A Black St. Louis woman is facing six months behind bars over a speeding ticket she thought she had resolved, only to find out there was a warrant out for her arrest. The nightmare for Precious Jones, 34, began Mother’s Day weekend in 2017 when she was stopped by the Missouri Highway Patrol for going 120 mph.
Jones received a ticket and was sent on her way but wound up missing her August court date. “It slipped my mind,” she told the St. Louis Post-Dispatch. Jones said she turned herself into the police and paid the bond on her outstanding warrant before scheduling a new court date. She thought she was in the clear and pleaded guilty to a misdemeanor of going at least 26 miles over the speed limit. Still, the judge “threw the book at me,” Jones told the Post-Dispatch. “Associate Circuit Court Judge Kelly Rose gave her a six-month jail sentence and two years probation,” the newspaper reported.
“The jail sentence would be suspended if Jones did 20 days ‘shock time’ in jail, on consecutive weekends.” Though shocked by the harsh sentencing, Jones still managed to hitch a ride every Friday to serve out her time at the Lafayette County Jail — a nearly three-hour drive from her home in St. Louis County. One day in May, Jones arrived an hour late due to work-related issues. On a separate incident in June, her car broke down. She alerted the jail and wasn’t able to make it to Lafayette County until the next day.
The jail then kept her for two full days. By July, Jones figured she had served her time and paid off her debts. She was dealt a huge blow in September, however, when she received a letter in the mail from Lafayette County saying there was a warrant out for her arrest. It turned out prosecutor Kristen Hilbrenner was seeking to revoke her probation for the time she was late to jail, despite the fact that Jones had stayed and served her full time.

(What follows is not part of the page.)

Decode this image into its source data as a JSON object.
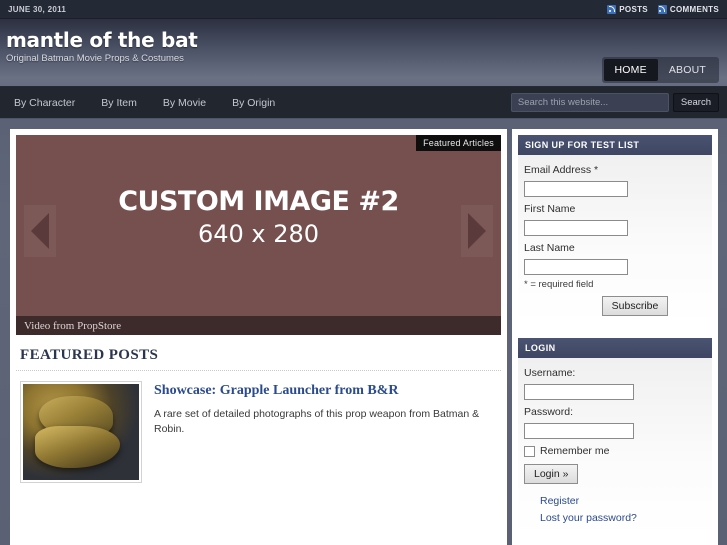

Jones is now facing another six-month sentence and warrant with a $2,500 bond attached to it, the St. Louis Post-Dispatch reported.
“I don’t know what I’m going to do,” Jones told the newspaper. “They’re just not going to let me go. They keep coming back for me.” Jones’ case is the latest example of the widespread issue in Missouri’s rural courts where mostly low-income defendants of color are hit with probation violations and fees meant to keep them tied up in the legal system for years in an effort to boost local revenue. In 2016, a St. Louis suburb was forced to pay a $4.7 million settlement for running a modern-day
debtor’s prison by illegally jailing 2,000 people who were unable to pay costly jail fees. Jones could face a similar fees if she ends up doing more jail time in Lafayette County. Her license has since been suspended, forcing her to ask for rides wherever she goes. The St. Louis woman has reached out to the American Civil Liberties Union and NAACP in hopes that they can help her avoid a new jail sentence. “I’m losing everything,” she said.